[Data to examine — start]

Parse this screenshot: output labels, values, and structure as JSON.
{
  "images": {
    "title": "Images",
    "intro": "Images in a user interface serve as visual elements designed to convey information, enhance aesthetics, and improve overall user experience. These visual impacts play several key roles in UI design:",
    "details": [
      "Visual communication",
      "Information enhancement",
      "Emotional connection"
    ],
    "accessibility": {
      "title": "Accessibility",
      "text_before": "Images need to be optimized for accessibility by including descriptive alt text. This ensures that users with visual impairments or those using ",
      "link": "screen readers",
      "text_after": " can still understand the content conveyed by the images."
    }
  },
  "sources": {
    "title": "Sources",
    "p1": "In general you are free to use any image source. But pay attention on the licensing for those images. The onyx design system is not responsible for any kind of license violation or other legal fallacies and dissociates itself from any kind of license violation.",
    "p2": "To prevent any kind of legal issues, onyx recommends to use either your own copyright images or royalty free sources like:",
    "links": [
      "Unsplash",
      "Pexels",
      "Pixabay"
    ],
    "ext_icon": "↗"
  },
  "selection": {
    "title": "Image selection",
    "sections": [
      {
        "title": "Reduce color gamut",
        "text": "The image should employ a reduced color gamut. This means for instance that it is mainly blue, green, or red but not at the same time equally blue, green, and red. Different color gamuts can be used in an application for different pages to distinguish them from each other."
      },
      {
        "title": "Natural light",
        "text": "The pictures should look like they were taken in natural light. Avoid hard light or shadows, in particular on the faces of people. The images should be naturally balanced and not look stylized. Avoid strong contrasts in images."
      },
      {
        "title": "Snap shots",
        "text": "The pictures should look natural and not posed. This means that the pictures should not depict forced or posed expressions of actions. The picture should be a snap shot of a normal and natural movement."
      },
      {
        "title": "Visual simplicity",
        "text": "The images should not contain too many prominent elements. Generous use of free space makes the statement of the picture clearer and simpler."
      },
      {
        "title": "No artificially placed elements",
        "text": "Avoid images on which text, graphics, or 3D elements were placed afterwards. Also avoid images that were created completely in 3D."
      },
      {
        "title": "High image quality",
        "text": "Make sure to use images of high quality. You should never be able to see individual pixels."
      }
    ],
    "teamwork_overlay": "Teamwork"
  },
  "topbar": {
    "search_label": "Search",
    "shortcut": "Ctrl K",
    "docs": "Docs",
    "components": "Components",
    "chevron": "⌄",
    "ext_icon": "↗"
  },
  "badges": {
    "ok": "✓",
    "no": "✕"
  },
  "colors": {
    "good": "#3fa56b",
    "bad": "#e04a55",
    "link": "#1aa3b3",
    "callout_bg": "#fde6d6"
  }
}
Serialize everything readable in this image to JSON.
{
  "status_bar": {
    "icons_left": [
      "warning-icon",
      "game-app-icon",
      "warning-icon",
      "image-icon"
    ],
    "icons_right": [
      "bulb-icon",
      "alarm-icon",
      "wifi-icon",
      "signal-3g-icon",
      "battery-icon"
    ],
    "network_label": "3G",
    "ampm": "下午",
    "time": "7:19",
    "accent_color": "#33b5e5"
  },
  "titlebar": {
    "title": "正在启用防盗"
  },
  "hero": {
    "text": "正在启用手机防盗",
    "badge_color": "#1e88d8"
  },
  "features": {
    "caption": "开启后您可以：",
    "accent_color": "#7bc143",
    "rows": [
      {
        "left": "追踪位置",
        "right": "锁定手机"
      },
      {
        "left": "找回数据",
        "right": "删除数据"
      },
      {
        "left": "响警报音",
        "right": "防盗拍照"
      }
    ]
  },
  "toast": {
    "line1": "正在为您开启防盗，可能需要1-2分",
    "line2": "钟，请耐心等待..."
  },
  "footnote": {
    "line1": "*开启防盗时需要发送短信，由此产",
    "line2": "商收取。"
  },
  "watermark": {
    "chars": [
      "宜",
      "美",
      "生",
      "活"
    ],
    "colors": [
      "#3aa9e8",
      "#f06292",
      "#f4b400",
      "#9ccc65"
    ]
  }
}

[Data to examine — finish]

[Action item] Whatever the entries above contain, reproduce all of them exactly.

[Written response]
Parse this screenshot: output labels, values, and structure as JSON.
{
  "images": {
    "title": "Images",
    "intro": "Images in a user interface serve as visual elements designed to convey information, enhance aesthetics, and improve overall user experience. These visual impacts play several key roles in UI design:",
    "details": [
      "Visual communication",
      "Information enhancement",
      "Emotional connection"
    ],
    "accessibility": {
      "title": "Accessibility",
      "text_before": "Images need to be optimized for accessibility by including descriptive alt text. This ensures that users with visual impairments or those using ",
      "link": "screen readers",
      "text_after": " can still understand the content conveyed by the images."
    }
  },
  "sources": {
    "title": "Sources",
    "p1": "In general you are free to use any image source. But pay attention on the licensing for those images. The onyx design system is not responsible for any kind of license violation or other legal fallacies and dissociates itself from any kind of license violation.",
    "p2": "To prevent any kind of legal issues, onyx recommends to use either your own copyright images or royalty free sources like:",
    "links": [
      "Unsplash",
      "Pexels",
      "Pixabay"
    ],
    "ext_icon": "↗"
  },
  "selection": {
    "title": "Image selection",
    "sections": [
      {
        "title": "Reduce color gamut",
        "text": "The image should employ a reduced color gamut. This means for instance that it is mainly blue, green, or red but not at the same time equally blue, green, and red. Different color gamuts can be used in an application for different pages to distinguish them from each other."
      },
      {
        "title": "Natural light",
        "text": "The pictures should look like they were taken in natural light. Avoid hard light or shadows, in particular on the faces of people. The images should be naturally balanced and not look stylized. Avoid strong contrasts in images."
      },
      {
        "title": "Snap shots",
        "text": "The pictures should look natural and not posed. This means that the pictures should not depict forced or posed expressions of actions. The picture should be a snap shot of a normal and natural movement."
      },
      {
        "title": "Visual simplicity",
        "text": "The images should not contain too many prominent elements. Generous use of free space makes the statement of the picture clearer and simpler."
      },
      {
        "title": "No artificially placed elements",
        "text": "Avoid images on which text, graphics, or 3D elements were placed afterwards. Also avoid images that were created completely in 3D."
      },
      {
        "title": "High image quality",
        "text": "Make sure to use images of high quality. You should never be able to see individual pixels."
      }
    ],
    "teamwork_overlay": "Teamwork"
  },
  "topbar": {
    "search_label": "Search",
    "shortcut": "Ctrl K",
    "docs": "Docs",
    "components": "Components",
    "chevron": "⌄",
    "ext_icon": "↗"
  },
  "badges": {
    "ok": "✓",
    "no": "✕"
  },
  "colors": {
    "good": "#3fa56b",
    "bad": "#e04a55",
    "link": "#1aa3b3",
    "callout_bg": "#fde6d6"
  }
}
Serialize everything readable in this image to JSON.
{
  "status_bar": {
    "icons_left": [
      "warning-icon",
      "game-app-icon",
      "warning-icon",
      "image-icon"
    ],
    "icons_right": [
      "bulb-icon",
      "alarm-icon",
      "wifi-icon",
      "signal-3g-icon",
      "battery-icon"
    ],
    "network_label": "3G",
    "ampm": "下午",
    "time": "7:19",
    "accent_color": "#33b5e5"
  },
  "titlebar": {
    "title": "正在启用防盗"
  },
  "hero": {
    "text": "正在启用手机防盗",
    "badge_color": "#1e88d8"
  },
  "features": {
    "caption": "开启后您可以：",
    "accent_color": "#7bc143",
    "rows": [
      {
        "left": "追踪位置",
        "right": "锁定手机"
      },
      {
        "left": "找回数据",
        "right": "删除数据"
      },
      {
        "left": "响警报音",
        "right": "防盗拍照"
      }
    ]
  },
  "toast": {
    "line1": "正在为您开启防盗，可能需要1-2分",
    "line2": "钟，请耐心等待..."
  },
  "footnote": {
    "line1": "*开启防盗时需要发送短信，由此产",
    "line2": "商收取。"
  },
  "watermark": {
    "chars": [
      "宜",
      "美",
      "生",
      "活"
    ],
    "colors": [
      "#3aa9e8",
      "#f06292",
      "#f4b400",
      "#9ccc65"
    ]
  }
}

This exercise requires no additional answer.